But it’s not all about me. There’s so much more to life than what I want. And there’s more to it than just the passing of time.

I’m a married woman. That means that I now have the opportunity to go back in time to the days before children. It also means that I must examine my heart to see if I actually want to go back to those “good old days”. Do I want to stoke the fire that I had twenty-five years ago or do I want to move forward in life just being a partner with my husband and making my days be all about me?

I decided that I want to feel like a teenager again. I want to not only love my husband but I want to like him too. I now have time to spend with him uninterrupted, thinking about him when he’s not with me like I used to do before life got so crazy busy, and being his sweetheart. This doesn’t happen without being purposeful though. Why? Because I’m human. I have a selfish human nature. I naturally will fill my time with things that revolve around me and my personal pursuits if I’m not intentional.

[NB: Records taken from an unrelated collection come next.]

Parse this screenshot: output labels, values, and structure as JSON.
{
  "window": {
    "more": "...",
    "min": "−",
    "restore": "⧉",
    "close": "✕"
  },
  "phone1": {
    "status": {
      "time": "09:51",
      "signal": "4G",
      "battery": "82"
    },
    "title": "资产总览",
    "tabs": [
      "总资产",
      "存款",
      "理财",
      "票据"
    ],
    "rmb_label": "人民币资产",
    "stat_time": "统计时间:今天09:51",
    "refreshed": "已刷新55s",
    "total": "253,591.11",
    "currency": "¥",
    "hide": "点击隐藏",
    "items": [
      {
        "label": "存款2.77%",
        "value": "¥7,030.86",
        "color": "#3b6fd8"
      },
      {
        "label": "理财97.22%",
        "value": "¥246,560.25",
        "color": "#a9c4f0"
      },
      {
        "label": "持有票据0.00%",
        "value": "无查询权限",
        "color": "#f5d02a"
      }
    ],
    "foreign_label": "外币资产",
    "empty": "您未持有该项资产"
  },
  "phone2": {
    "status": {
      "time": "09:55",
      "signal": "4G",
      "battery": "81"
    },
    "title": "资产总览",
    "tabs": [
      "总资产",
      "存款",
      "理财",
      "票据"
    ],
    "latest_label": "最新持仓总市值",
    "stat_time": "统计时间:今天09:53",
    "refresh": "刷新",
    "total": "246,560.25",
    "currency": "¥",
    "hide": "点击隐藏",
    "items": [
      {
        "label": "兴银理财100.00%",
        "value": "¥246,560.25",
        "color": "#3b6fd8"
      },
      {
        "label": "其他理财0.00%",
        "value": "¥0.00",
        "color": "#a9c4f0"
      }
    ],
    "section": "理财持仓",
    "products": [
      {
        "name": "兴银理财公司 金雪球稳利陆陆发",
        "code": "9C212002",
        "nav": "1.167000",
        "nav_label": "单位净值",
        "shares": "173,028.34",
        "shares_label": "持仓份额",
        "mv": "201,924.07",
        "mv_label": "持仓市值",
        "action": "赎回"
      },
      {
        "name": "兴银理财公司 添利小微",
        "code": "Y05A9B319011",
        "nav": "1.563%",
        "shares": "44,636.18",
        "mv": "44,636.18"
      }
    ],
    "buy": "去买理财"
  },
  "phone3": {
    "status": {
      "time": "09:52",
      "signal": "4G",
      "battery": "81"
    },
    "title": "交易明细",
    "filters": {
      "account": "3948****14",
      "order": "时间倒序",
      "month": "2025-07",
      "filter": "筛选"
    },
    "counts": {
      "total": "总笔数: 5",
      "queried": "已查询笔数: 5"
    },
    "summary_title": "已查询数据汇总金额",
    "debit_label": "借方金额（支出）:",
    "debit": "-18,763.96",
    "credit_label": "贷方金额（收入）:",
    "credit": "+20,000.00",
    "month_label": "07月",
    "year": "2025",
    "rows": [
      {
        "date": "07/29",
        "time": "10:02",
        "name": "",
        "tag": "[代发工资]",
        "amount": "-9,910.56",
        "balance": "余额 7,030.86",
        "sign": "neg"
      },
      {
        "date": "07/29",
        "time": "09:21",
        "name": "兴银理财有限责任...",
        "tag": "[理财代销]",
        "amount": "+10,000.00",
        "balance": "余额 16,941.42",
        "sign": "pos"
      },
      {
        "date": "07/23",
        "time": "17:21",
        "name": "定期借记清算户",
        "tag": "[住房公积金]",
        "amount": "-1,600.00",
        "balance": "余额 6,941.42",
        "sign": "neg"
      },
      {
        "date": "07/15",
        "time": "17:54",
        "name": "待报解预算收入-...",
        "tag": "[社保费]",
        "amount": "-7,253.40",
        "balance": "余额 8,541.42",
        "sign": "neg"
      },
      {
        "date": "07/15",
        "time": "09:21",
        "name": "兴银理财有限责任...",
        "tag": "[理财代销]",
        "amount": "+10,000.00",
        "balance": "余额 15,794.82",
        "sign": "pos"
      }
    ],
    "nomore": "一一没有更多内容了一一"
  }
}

064Recently, we took our second ever trip without the children. This trip was for our 25th anniversary. We went back to Gulf Shores, Alabama, where we went on our honeymoon. I decided before we left that I would not spend my time on the computer working on my most recent novel nor would I spend any more time than I had to checking in with work. Although I brought a book or two to read, I didn’t want to hide between the front and back covers of those books and miss out on this time with my husband. 040So what did I do? I spent time with him. And I got him to “re-teach” me how to fish. We spent every evening together fishing into the wee hours of the night. We laughed. We talked. We ate way too many calories. And guess what he did for me. He sat with me for hours at a time on the shoreline, basking in the beauty of the surf. We spent time together without the kids. Do you know what we re-discovered? We like each other. And we still love each other.

So how do women with empty nests (or nearly empty nests) find balance between “me” and “us” when the world is against our Holy unions?

  1. Spend time with the Lord (separately and together). This is most important of all. When you are walking with the Lord and encouraging (not nagging) him to do the same, you will naturally grow closer to one another. This will help you not to drift apart as the years go by.
  2. Make it important to spend time together. Watch television with your husband even if you aren’t interested in the show he’s watching. Chat about something other than the bills or the children. Play games and read a book together. You know what the two of you have in common so start there. What one couple will find fun, another will not. Use your imagination.
  3. Learn how to speak your spouse’s love language. The five love languages are: Words of affirmation, physical touch, time spent together, acts of service, and gifts. What is your husband’s love language? Spend a little bit of time figuring that out and then minister to him that way. Remember that we often love others according to our own love language and then get our feelings hurt when they don’t respond with the enthusiasm we would. If you learn his language and help him learn yours, your spark will be rekindled.
  4. Going back to how I started this post, spend time alone exploring your hobby so you don’t resent his. There is nothing wrong with having a hobby—something that you can call your own. As long as it isn’t contrary to your marriage, that is. But wives can easily become jealous of their husbands and their hobbies if they don’t have some little something they like to do themselves.

004There are many things women can do to make sure that they don’t fly the nest when their children do and that they don’t fill the empty space with things that aren’t God-honoring. This can be a lonely time in a woman’s life or it can be a time that she reaches way down deep into her heart and digs out her “old self” and rejuvenates her marriage, her life, and the lives of everyone around her.

Beach pictures and picture of me (with terrible beach hair) were taken on our anniversary trip.

Bird’s nest:





~written by Sherri